(Data extract Opens)

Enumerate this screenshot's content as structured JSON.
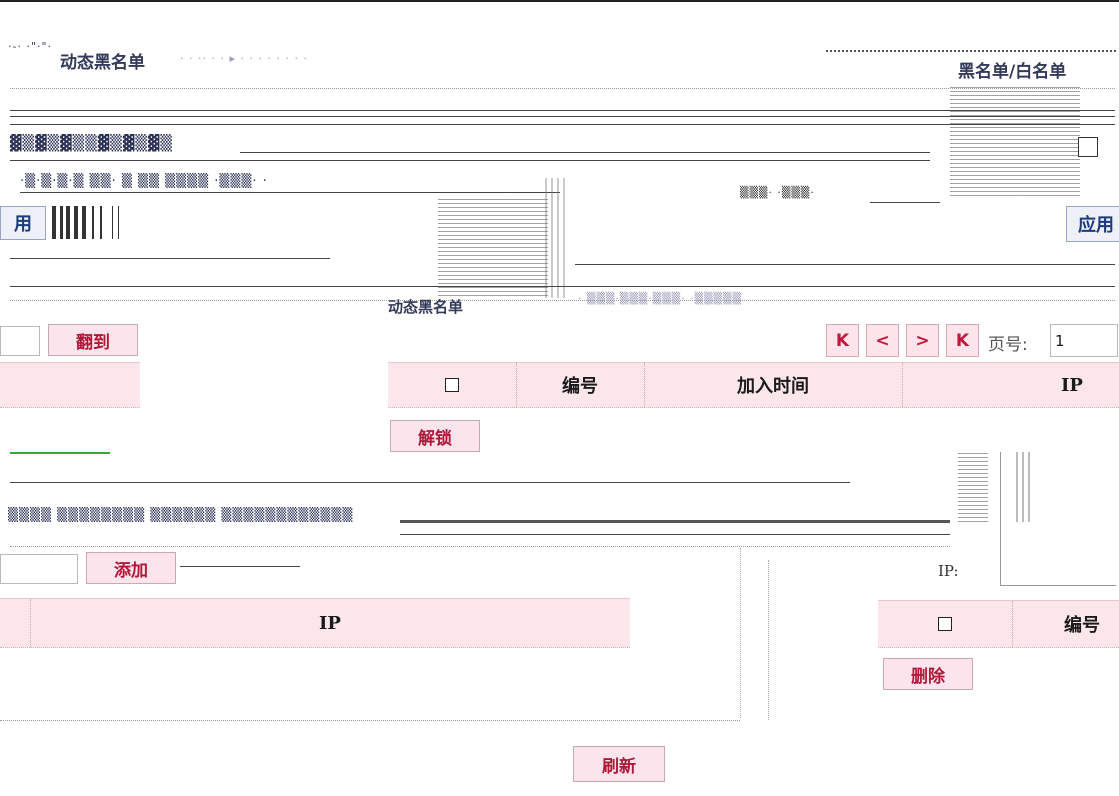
{
  "panels": {
    "top_title": "动态黑名单",
    "top_right_title": "黑名单/白名单",
    "mid_title": "动态黑名单"
  },
  "left_panel": {
    "jump_button": "翻到",
    "add_button": "添加",
    "ip_column": "IP"
  },
  "right_panel": {
    "apply_button": "应用",
    "page_label": "页号:",
    "page_value": "1",
    "columns": [
      "编号",
      "加入时间",
      "IP"
    ],
    "unlock_button": "解锁",
    "ip_label": "IP:",
    "number_column": "编号",
    "delete_button": "删除"
  },
  "pager": {
    "first_icon": "K",
    "prev_icon": "<",
    "next_icon": ">",
    "last_icon": "K"
  },
  "footer": {
    "refresh_button": "刷新"
  },
  "partial_text": {
    "left_cut": "用"
  }
}
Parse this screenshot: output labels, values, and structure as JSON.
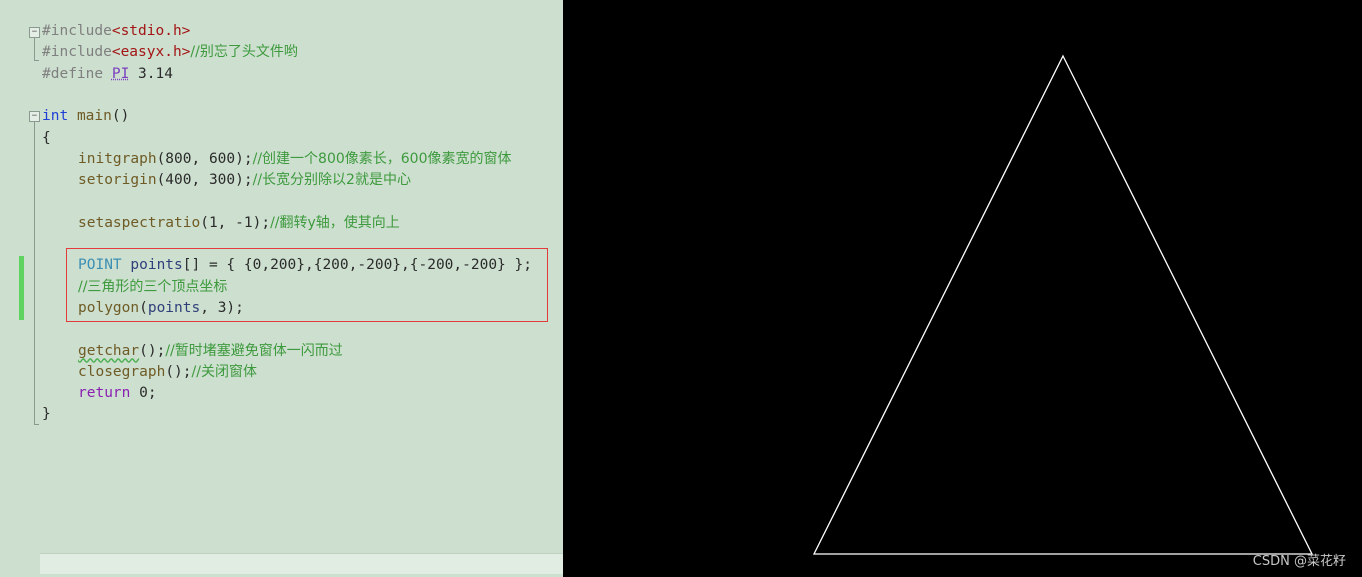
{
  "editor": {
    "lines": [
      {
        "row": 1,
        "indent": 0,
        "tokens": [
          {
            "t": "#include",
            "c": "tok-pre"
          },
          {
            "t": "<stdio.h>",
            "c": "tok-str"
          }
        ]
      },
      {
        "row": 2,
        "indent": 0,
        "tokens": [
          {
            "t": "#include",
            "c": "tok-pre"
          },
          {
            "t": "<easyx.h>",
            "c": "tok-str"
          },
          {
            "t": "//别忘了头文件哟",
            "c": "tok-cmt"
          }
        ]
      },
      {
        "row": 3,
        "indent": 0,
        "tokens": [
          {
            "t": "#define ",
            "c": "tok-pre"
          },
          {
            "t": "PI",
            "c": "tok-macro"
          },
          {
            "t": " 3.14",
            "c": ""
          }
        ]
      },
      {
        "row": 5,
        "indent": 0,
        "tokens": [
          {
            "t": "int",
            "c": "tok-kw"
          },
          {
            "t": " ",
            "c": ""
          },
          {
            "t": "main",
            "c": "tok-fn"
          },
          {
            "t": "()",
            "c": ""
          }
        ]
      },
      {
        "row": 6,
        "indent": 0,
        "tokens": [
          {
            "t": "{",
            "c": ""
          }
        ]
      },
      {
        "row": 7,
        "indent": 1,
        "tokens": [
          {
            "t": "initgraph",
            "c": "tok-fn"
          },
          {
            "t": "(800, 600);",
            "c": ""
          },
          {
            "t": "//创建一个800像素长，600像素宽的窗体",
            "c": "tok-cmt"
          }
        ]
      },
      {
        "row": 8,
        "indent": 1,
        "tokens": [
          {
            "t": "setorigin",
            "c": "tok-fn"
          },
          {
            "t": "(400, 300);",
            "c": ""
          },
          {
            "t": "//长宽分别除以2就是中心",
            "c": "tok-cmt"
          }
        ]
      },
      {
        "row": 10,
        "indent": 1,
        "tokens": [
          {
            "t": "setaspectratio",
            "c": "tok-fn"
          },
          {
            "t": "(1, -1);",
            "c": ""
          },
          {
            "t": "//翻转y轴，使其向上",
            "c": "tok-cmt"
          }
        ]
      },
      {
        "row": 12,
        "indent": 1,
        "tokens": [
          {
            "t": "POINT",
            "c": "tok-type"
          },
          {
            "t": " ",
            "c": ""
          },
          {
            "t": "points",
            "c": "tok-var"
          },
          {
            "t": "[] = { {0,200},{200,-200},{-200,-200} };",
            "c": ""
          }
        ]
      },
      {
        "row": 13,
        "indent": 1,
        "tokens": [
          {
            "t": "//三角形的三个顶点坐标",
            "c": "tok-cmt"
          }
        ]
      },
      {
        "row": 14,
        "indent": 1,
        "tokens": [
          {
            "t": "polygon",
            "c": "tok-fn"
          },
          {
            "t": "(",
            "c": ""
          },
          {
            "t": "points",
            "c": "tok-var"
          },
          {
            "t": ", 3);",
            "c": ""
          }
        ]
      },
      {
        "row": 16,
        "indent": 1,
        "tokens": [
          {
            "t": "getchar",
            "c": "tok-fn tok-squiggle"
          },
          {
            "t": "();",
            "c": ""
          },
          {
            "t": "//暂时堵塞避免窗体一闪而过",
            "c": "tok-cmt"
          }
        ]
      },
      {
        "row": 17,
        "indent": 1,
        "tokens": [
          {
            "t": "closegraph",
            "c": "tok-fn"
          },
          {
            "t": "();",
            "c": ""
          },
          {
            "t": "//关闭窗体",
            "c": "tok-cmt"
          }
        ]
      },
      {
        "row": 18,
        "indent": 1,
        "tokens": [
          {
            "t": "return",
            "c": "tok-ret"
          },
          {
            "t": " 0;",
            "c": ""
          }
        ]
      },
      {
        "row": 19,
        "indent": 0,
        "tokens": [
          {
            "t": "}",
            "c": ""
          }
        ]
      }
    ]
  },
  "graphics": {
    "background": "#000000",
    "stroke": "#ffffff",
    "triangle_points": [
      [
        0,
        200
      ],
      [
        200,
        -200
      ],
      [
        -200,
        -200
      ]
    ]
  },
  "watermark": "CSDN @菜花籽"
}
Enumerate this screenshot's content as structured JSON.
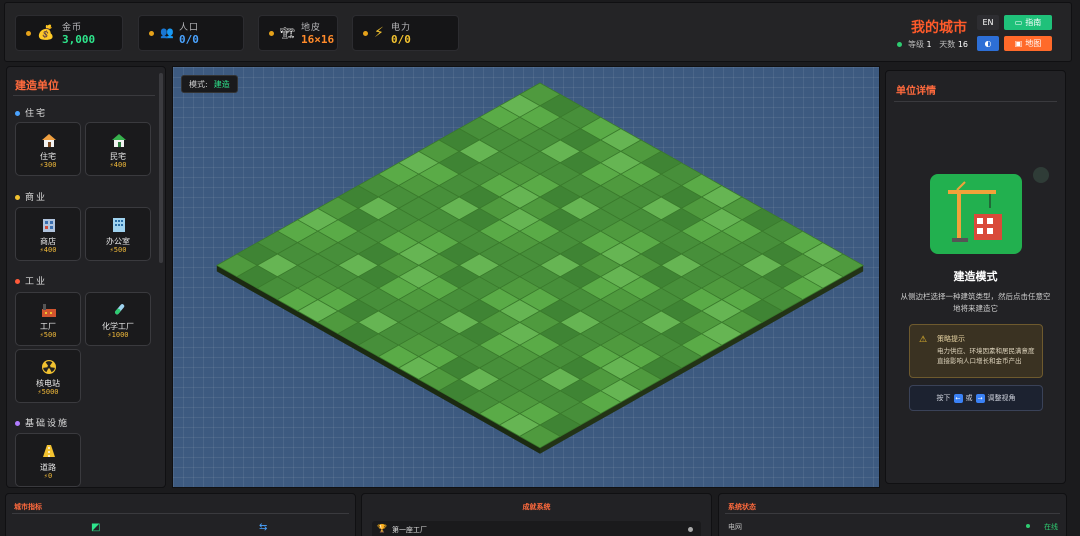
{
  "topbar": {
    "stats": [
      {
        "label": "金币",
        "value": "3,000",
        "icon": "money-bag-icon",
        "color": "#2ee58c"
      },
      {
        "label": "人口",
        "value": "0/0",
        "icon": "people-icon",
        "color": "#4aa3ff"
      },
      {
        "label": "地皮",
        "value": "16×16",
        "icon": "land-icon",
        "color": "#ff8a2a"
      },
      {
        "label": "电力",
        "value": "0/0",
        "icon": "lightning-icon",
        "color": "#f2c230"
      }
    ],
    "city_name": "我的城市",
    "level_label": "等级",
    "level_value": "1",
    "days_label": "天数",
    "days_value": "16",
    "lang_button": "EN",
    "guide_button": "指南",
    "reset_button": "地图"
  },
  "build_panel": {
    "title": "建造单位",
    "categories": [
      {
        "name": "住宅",
        "color": "#4aa3ff",
        "items": [
          {
            "name": "住宅",
            "cost": "⚡300",
            "icon": "house-icon"
          },
          {
            "name": "民宅",
            "cost": "⚡400",
            "icon": "house-green-icon"
          }
        ]
      },
      {
        "name": "商业",
        "color": "#f2c230",
        "items": [
          {
            "name": "商店",
            "cost": "⚡400",
            "icon": "shop-icon"
          },
          {
            "name": "办公室",
            "cost": "⚡500",
            "icon": "office-icon"
          }
        ]
      },
      {
        "name": "工业",
        "color": "#ff5a3a",
        "items": [
          {
            "name": "工厂",
            "cost": "⚡500",
            "icon": "factory-icon"
          },
          {
            "name": "化学工厂",
            "cost": "⚡1000",
            "icon": "test-tube-icon"
          },
          {
            "name": "核电站",
            "cost": "⚡5000",
            "icon": "radiation-icon"
          }
        ]
      },
      {
        "name": "基础设施",
        "color": "#b07cff",
        "items": [
          {
            "name": "道路",
            "cost": "⚡0",
            "icon": "road-icon"
          }
        ]
      }
    ]
  },
  "map": {
    "mode_label": "模式:",
    "mode_value": "建造",
    "grid_size": 16,
    "tile_colors": [
      "#4f9a3e",
      "#5aab47",
      "#3f8434",
      "#66b553",
      "#478f3a"
    ]
  },
  "detail_panel": {
    "title": "单位详情",
    "icon": "construction-crane-icon",
    "mode_title": "建造模式",
    "description": "从侧边栏选择一种建筑类型，然后点击任意空地将来建造它",
    "tip_title": "策略提示",
    "tip_body": "电力供应、环境因素和居民满意度直接影响人口增长和金币产出",
    "keys_prefix": "按下",
    "key_a": "←",
    "keys_or": "或",
    "key_b": "→",
    "keys_suffix": "调整视角"
  },
  "bottom": {
    "metrics_title": "城市指标",
    "achievements_title": "成就系统",
    "achievement_first": "第一座工厂",
    "status_title": "系统状态",
    "status_item": "电网",
    "status_value": "在线"
  }
}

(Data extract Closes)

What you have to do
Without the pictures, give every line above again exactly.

Result of this exercise
Enumerate this screenshot's content as structured JSON.
{
  "panels": {
    "top_title": "动态黑名单",
    "top_right_title": "黑名单/白名单",
    "mid_title": "动态黑名单"
  },
  "left_panel": {
    "jump_button": "翻到",
    "add_button": "添加",
    "ip_column": "IP"
  },
  "right_panel": {
    "apply_button": "应用",
    "page_label": "页号:",
    "page_value": "1",
    "columns": [
      "编号",
      "加入时间",
      "IP"
    ],
    "unlock_button": "解锁",
    "ip_label": "IP:",
    "number_column": "编号",
    "delete_button": "删除"
  },
  "pager": {
    "first_icon": "K",
    "prev_icon": "<",
    "next_icon": ">",
    "last_icon": "K"
  },
  "footer": {
    "refresh_button": "刷新"
  },
  "partial_text": {
    "left_cut": "用"
  }
}
Parse this screenshot: output labels, values, and structure as JSON.
{
  "editor": {
    "lines": [
      {
        "row": 1,
        "indent": 0,
        "tokens": [
          {
            "t": "#include",
            "c": "tok-pre"
          },
          {
            "t": "<stdio.h>",
            "c": "tok-str"
          }
        ]
      },
      {
        "row": 2,
        "indent": 0,
        "tokens": [
          {
            "t": "#include",
            "c": "tok-pre"
          },
          {
            "t": "<easyx.h>",
            "c": "tok-str"
          },
          {
            "t": "//别忘了头文件哟",
            "c": "tok-cmt"
          }
        ]
      },
      {
        "row": 3,
        "indent": 0,
        "tokens": [
          {
            "t": "#define ",
            "c": "tok-pre"
          },
          {
            "t": "PI",
            "c": "tok-macro"
          },
          {
            "t": " 3.14",
            "c": ""
          }
        ]
      },
      {
        "row": 5,
        "indent": 0,
        "tokens": [
          {
            "t": "int",
            "c": "tok-kw"
          },
          {
            "t": " ",
            "c": ""
          },
          {
            "t": "main",
            "c": "tok-fn"
          },
          {
            "t": "()",
            "c": ""
          }
        ]
      },
      {
        "row": 6,
        "indent": 0,
        "tokens": [
          {
            "t": "{",
            "c": ""
          }
        ]
      },
      {
        "row": 7,
        "indent": 1,
        "tokens": [
          {
            "t": "initgraph",
            "c": "tok-fn"
          },
          {
            "t": "(800, 600);",
            "c": ""
          },
          {
            "t": "//创建一个800像素长，600像素宽的窗体",
            "c": "tok-cmt"
          }
        ]
      },
      {
        "row": 8,
        "indent": 1,
        "tokens": [
          {
            "t": "setorigin",
            "c": "tok-fn"
          },
          {
            "t": "(400, 300);",
            "c": ""
          },
          {
            "t": "//长宽分别除以2就是中心",
            "c": "tok-cmt"
          }
        ]
      },
      {
        "row": 10,
        "indent": 1,
        "tokens": [
          {
            "t": "setaspectratio",
            "c": "tok-fn"
          },
          {
            "t": "(1, -1);",
            "c": ""
          },
          {
            "t": "//翻转y轴，使其向上",
            "c": "tok-cmt"
          }
        ]
      },
      {
        "row": 12,
        "indent": 1,
        "tokens": [
          {
            "t": "POINT",
            "c": "tok-type"
          },
          {
            "t": " ",
            "c": ""
          },
          {
            "t": "points",
            "c": "tok-var"
          },
          {
            "t": "[] = { {0,200},{200,-200},{-200,-200} };",
            "c": ""
          }
        ]
      },
      {
        "row": 13,
        "indent": 1,
        "tokens": [
          {
            "t": "//三角形的三个顶点坐标",
            "c": "tok-cmt"
          }
        ]
      },
      {
        "row": 14,
        "indent": 1,
        "tokens": [
          {
            "t": "polygon",
            "c": "tok-fn"
          },
          {
            "t": "(",
            "c": ""
          },
          {
            "t": "points",
            "c": "tok-var"
          },
          {
            "t": ", 3);",
            "c": ""
          }
        ]
      },
      {
        "row": 16,
        "indent": 1,
        "tokens": [
          {
            "t": "getchar",
            "c": "tok-fn tok-squiggle"
          },
          {
            "t": "();",
            "c": ""
          },
          {
            "t": "//暂时堵塞避免窗体一闪而过",
            "c": "tok-cmt"
          }
        ]
      },
      {
        "row": 17,
        "indent": 1,
        "tokens": [
          {
            "t": "closegraph",
            "c": "tok-fn"
          },
          {
            "t": "();",
            "c": ""
          },
          {
            "t": "//关闭窗体",
            "c": "tok-cmt"
          }
        ]
      },
      {
        "row": 18,
        "indent": 1,
        "tokens": [
          {
            "t": "return",
            "c": "tok-ret"
          },
          {
            "t": " 0;",
            "c": ""
          }
        ]
      },
      {
        "row": 19,
        "indent": 0,
        "tokens": [
          {
            "t": "}",
            "c": ""
          }
        ]
      }
    ]
  },
  "graphics": {
    "background": "#000000",
    "stroke": "#ffffff",
    "triangle_points": [
      [
        0,
        200
      ],
      [
        200,
        -200
      ],
      [
        -200,
        -200
      ]
    ]
  },
  "watermark": "CSDN @菜花籽"
}
Enumerate this screenshot's content as structured JSON.
{
  "topbar": {
    "stats": [
      {
        "label": "金币",
        "value": "3,000",
        "icon": "money-bag-icon",
        "color": "#2ee58c"
      },
      {
        "label": "人口",
        "value": "0/0",
        "icon": "people-icon",
        "color": "#4aa3ff"
      },
      {
        "label": "地皮",
        "value": "16×16",
        "icon": "land-icon",
        "color": "#ff8a2a"
      },
      {
        "label": "电力",
        "value": "0/0",
        "icon": "lightning-icon",
        "color": "#f2c230"
      }
    ],
    "city_name": "我的城市",
    "level_label": "等级",
    "level_value": "1",
    "days_label": "天数",
    "days_value": "16",
    "lang_button": "EN",
    "guide_button": "指南",
    "reset_button": "地图"
  },
  "build_panel": {
    "title": "建造单位",
    "categories": [
      {
        "name": "住宅",
        "color": "#4aa3ff",
        "items": [
          {
            "name": "住宅",
            "cost": "⚡300",
            "icon": "house-icon"
          },
          {
            "name": "民宅",
            "cost": "⚡400",
            "icon": "house-green-icon"
          }
        ]
      },
      {
        "name": "商业",
        "color": "#f2c230",
        "items": [
          {
            "name": "商店",
            "cost": "⚡400",
            "icon": "shop-icon"
          },
          {
            "name": "办公室",
            "cost": "⚡500",
            "icon": "office-icon"
          }
        ]
      },
      {
        "name": "工业",
        "color": "#ff5a3a",
        "items": [
          {
            "name": "工厂",
            "cost": "⚡500",
            "icon": "factory-icon"
          },
          {
            "name": "化学工厂",
            "cost": "⚡1000",
            "icon": "test-tube-icon"
          },
          {
            "name": "核电站",
            "cost": "⚡5000",
            "icon": "radiation-icon"
          }
        ]
      },
      {
        "name": "基础设施",
        "color": "#b07cff",
        "items": [
          {
            "name": "道路",
            "cost": "⚡0",
            "icon": "road-icon"
          }
        ]
      }
    ]
  },
  "map": {
    "mode_label": "模式:",
    "mode_value": "建造",
    "grid_size": 16,
    "tile_colors": [
      "#4f9a3e",
      "#5aab47",
      "#3f8434",
      "#66b553",
      "#478f3a"
    ]
  },
  "detail_panel": {
    "title": "单位详情",
    "icon": "construction-crane-icon",
    "mode_title": "建造模式",
    "description": "从侧边栏选择一种建筑类型，然后点击任意空地将来建造它",
    "tip_title": "策略提示",
    "tip_body": "电力供应、环境因素和居民满意度直接影响人口增长和金币产出",
    "keys_prefix": "按下",
    "key_a": "←",
    "keys_or": "或",
    "key_b": "→",
    "keys_suffix": "调整视角"
  },
  "bottom": {
    "metrics_title": "城市指标",
    "achievements_title": "成就系统",
    "achievement_first": "第一座工厂",
    "status_title": "系统状态",
    "status_item": "电网",
    "status_value": "在线"
  }
}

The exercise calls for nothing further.